## Task details
Exactly as they stand, set down all of the records again.

## Data listing
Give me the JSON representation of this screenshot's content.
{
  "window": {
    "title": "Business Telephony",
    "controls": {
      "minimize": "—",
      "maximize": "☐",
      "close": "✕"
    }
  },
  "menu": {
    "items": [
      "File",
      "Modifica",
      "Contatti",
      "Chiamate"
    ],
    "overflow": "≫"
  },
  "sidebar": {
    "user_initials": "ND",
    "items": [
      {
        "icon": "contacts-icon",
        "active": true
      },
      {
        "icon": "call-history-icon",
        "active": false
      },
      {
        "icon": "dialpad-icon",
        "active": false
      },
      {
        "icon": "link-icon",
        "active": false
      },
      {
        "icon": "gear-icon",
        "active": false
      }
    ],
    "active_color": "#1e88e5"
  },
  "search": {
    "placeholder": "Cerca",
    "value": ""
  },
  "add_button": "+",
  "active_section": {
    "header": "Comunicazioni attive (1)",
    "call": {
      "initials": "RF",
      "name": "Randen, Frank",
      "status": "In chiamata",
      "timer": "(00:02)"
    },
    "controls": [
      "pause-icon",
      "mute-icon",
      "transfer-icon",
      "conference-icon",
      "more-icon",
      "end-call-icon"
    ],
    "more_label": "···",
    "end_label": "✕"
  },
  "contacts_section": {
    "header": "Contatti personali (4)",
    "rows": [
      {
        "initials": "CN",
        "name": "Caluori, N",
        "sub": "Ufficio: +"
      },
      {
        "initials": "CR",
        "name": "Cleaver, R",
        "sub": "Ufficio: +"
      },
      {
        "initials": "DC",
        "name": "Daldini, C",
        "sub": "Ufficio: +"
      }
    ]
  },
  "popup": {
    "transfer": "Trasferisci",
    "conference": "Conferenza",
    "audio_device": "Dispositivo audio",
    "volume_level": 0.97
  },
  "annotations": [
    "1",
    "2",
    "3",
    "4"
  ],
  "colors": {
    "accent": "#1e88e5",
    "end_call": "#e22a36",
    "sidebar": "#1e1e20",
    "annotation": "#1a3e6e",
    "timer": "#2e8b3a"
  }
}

## Exercise result
Give me the JSON representation of this screenshot's content.
{
  "window": {
    "title": "Business Telephony",
    "controls": {
      "minimize": "—",
      "maximize": "☐",
      "close": "✕"
    }
  },
  "menu": {
    "items": [
      "File",
      "Modifica",
      "Contatti",
      "Chiamate"
    ],
    "overflow": "≫"
  },
  "sidebar": {
    "user_initials": "ND",
    "items": [
      {
        "icon": "contacts-icon",
        "active": true
      },
      {
        "icon": "call-history-icon",
        "active": false
      },
      {
        "icon": "dialpad-icon",
        "active": false
      },
      {
        "icon": "link-icon",
        "active": false
      },
      {
        "icon": "gear-icon",
        "active": false
      }
    ],
    "active_color": "#1e88e5"
  },
  "search": {
    "placeholder": "Cerca",
    "value": ""
  },
  "add_button": "+",
  "active_section": {
    "header": "Comunicazioni attive (1)",
    "call": {
      "initials": "RF",
      "name": "Randen, Frank",
      "status": "In chiamata",
      "timer": "(00:02)"
    },
    "controls": [
      "pause-icon",
      "mute-icon",
      "transfer-icon",
      "conference-icon",
      "more-icon",
      "end-call-icon"
    ],
    "more_label": "···",
    "end_label": "✕"
  },
  "contacts_section": {
    "header": "Contatti personali (4)",
    "rows": [
      {
        "initials": "CN",
        "name": "Caluori, N",
        "sub": "Ufficio: +"
      },
      {
        "initials": "CR",
        "name": "Cleaver, R",
        "sub": "Ufficio: +"
      },
      {
        "initials": "DC",
        "name": "Daldini, C",
        "sub": "Ufficio: +"
      }
    ]
  },
  "popup": {
    "transfer": "Trasferisci",
    "conference": "Conferenza",
    "audio_device": "Dispositivo audio",
    "volume_level": 0.97
  },
  "annotations": [
    "1",
    "2",
    "3",
    "4"
  ],
  "colors": {
    "accent": "#1e88e5",
    "end_call": "#e22a36",
    "sidebar": "#1e1e20",
    "annotation": "#1a3e6e",
    "timer": "#2e8b3a"
  }
}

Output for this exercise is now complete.